Business filings under Chapter 11 of the federal bankruptcy law rose sharply in March, and attorneys who work with struggling companies are seeing signs that more owners are contemplating the possibility of bankruptcy.
Companies forced to close or curtail business due to government attempts to stop the virus's spread have mounting debts and uncertain prospects for returning to normal operations. Even those owners receiving emergency loans and grants aren't sure that help will be enough.
The most vulnerable companies include the thousands of restaurants and retailers that shut down, many of them more than a month ago. Some restaurants have managed to bring in a bit of revenue by serving meals for takeout and delivery, but even they are struggling financially. Small and independent retailers, including those with online stores. are similarly at risk; clothing retailers have the added problem of winter inventory that they are unlikely to sell with spring here and summer approaching.

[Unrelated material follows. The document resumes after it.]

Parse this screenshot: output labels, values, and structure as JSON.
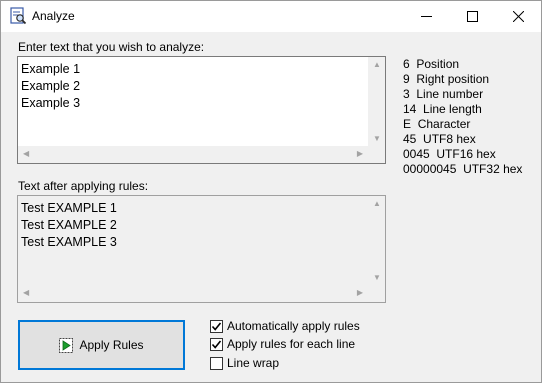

Independent oil companies whose revenue was slammed by the collapse in energy prices also are strapped, as are other companies that were already burdened with high debt levels before the virus struck.